The allocator initially attempts to allocate objects in the SOA, regardless of size. If the allocation cannot be satisfied the following actions are possible, depending on object size:
- If the object is smaller than 64 KB, an allocation failure occurs, which triggers a GC action.
- If the object is larger than 64 KB, the allocator attempts to allocate the object in the LOA. If the allocation cannot be satisfied, an allocation failure occurs, which triggers a GC action.
The GC action that is triggered by the allocation failure depends on the GC policy in force.
The overall size of the LOA is calculated when the heap is initialized, and recalculated at the end of each global GC cycle. The GC can expand or shrink the LOA, depending on usage, to avoid allocation failures.
You can control the size of the LOA by using the
-Xloamaximum command line options (See LOA sizing options). If the LOA is not used, the GC shrinks the LOA after a few cycles, down to the value of
-Xloaminimum. You can also specify
-Xnoloa to prevent an LOA being created.
An SOA and LOA are used by the OpenJ9 standard GC policies:
optthruput. However, the
metronome GC policies use a heap configuration that does not include the SOA or LOA. For more information about policies, see Garbage collection policies.
On 64-bit systems, the VM can use compressed references to decrease the size of Java objects and make better use of the available space in the Java heap. By storing objects in a 32-bit representation, the object size is identical to a 32-bit object, which occupies a smaller memory footprint. These 4 byte (32-bit) compressed references are converted to 64-bit values at runtime with minimal overhead. Smaller objects enable larger heap sizes that result in less frequent garbage collection and improve memory cache utilization. Overall, the performance of 64-bit applications that store compressed rather than uncompressed 64-bit object references is significantly improved.
Compressed references are used by default when the maximum Java heap size is in the range 0 - 57 GB on AIX®, Linux®, and Windows® systems. The upper limit is also 57 GB on z/OS® systems that have APAR OA49416
installed (25 GB without APAR OA49416). All GC policies observe these limits except for the
metronome policy, which can only support a heap size of up to 25 GB with compressed references.
When the VM uses compressed references, classes, threads, and monitors are stored in the lowest 4 GB of address space. However, this area of memory is also used by native libraries, the operating system, and for small Java heaps. If you receive native memory
OutOfMemoryError exceptions in the lowest 4 GB when running with compressed references enabled, these errors might result from the lowest 4 GB of address space becoming full.
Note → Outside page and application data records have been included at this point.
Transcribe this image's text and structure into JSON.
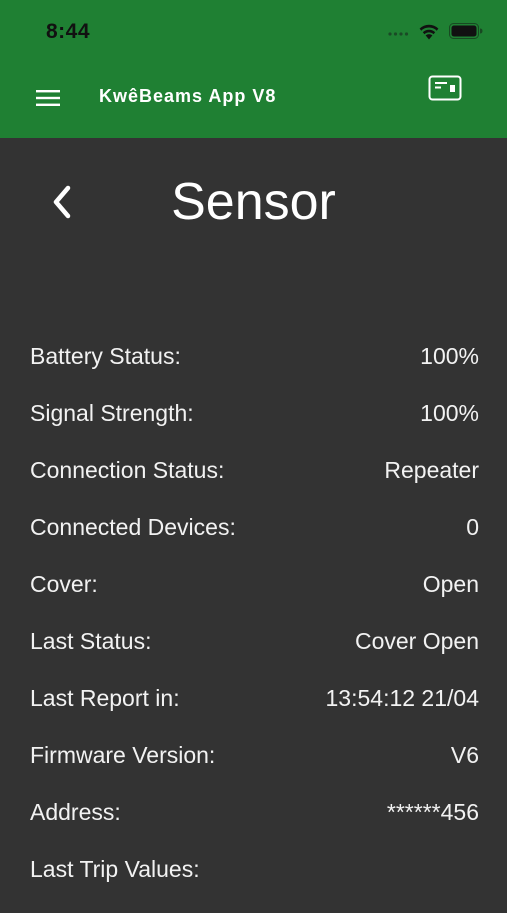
{
  "status_bar": {
    "time": "8:44",
    "icons": [
      "signal-dots-icon",
      "wifi-icon",
      "battery-icon"
    ]
  },
  "header": {
    "title": "KwêBeams App V8",
    "menu_icon": "hamburger-menu-icon",
    "action_icon": "card-icon",
    "background_color": "#1f8033"
  },
  "page": {
    "title": "Sensor",
    "back_icon": "chevron-left-icon",
    "background_color": "#333333"
  },
  "details": [
    {
      "label": "Battery Status:",
      "value": "100%"
    },
    {
      "label": "Signal Strength:",
      "value": "100%"
    },
    {
      "label": "Connection Status:",
      "value": "Repeater"
    },
    {
      "label": "Connected Devices:",
      "value": "0"
    },
    {
      "label": "Cover:",
      "value": "Open"
    },
    {
      "label": "Last Status:",
      "value": "Cover Open"
    },
    {
      "label": "Last Report in:",
      "value": "13:54:12 21/04"
    },
    {
      "label": "Firmware Version:",
      "value": "V6"
    },
    {
      "label": "Address:",
      "value": "******456"
    },
    {
      "label": "Last Trip Values:",
      "value": ""
    }
  ]
}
Try specifying a large heap with the
-Xmx option, which puts the Java heap into a higher area of address space or using the
-Xmcrs option to reserve space in the lowest 4 GB of address space for compressed references.
To turn off compressed references, use the
-Xnocompressedrefs command-line option.
The Garbage Collector
To prevent applications running out of memory, objects in the Java heap that are no longer required must be reclaimed. This process is known as garbage collection (GC). When garbage is collected, the Garbage Collector must obtain exclusive access to the heap, which causes an application to pause while the clean up is done. This pause is often referred to as a stop-the-world (STW) pause because an application must halt until the process completes. In general, the first step in the GC process is to mark the objects that are reachable, which means they are still in use. The next step is to sweep away the unmarked objects to reclaim memory. The final step is to compact the heap if the heap is badly fragmented.
OpenJ9 provides several GC policies that are used to manage garbage collection. For more information, see Garbage collection policies.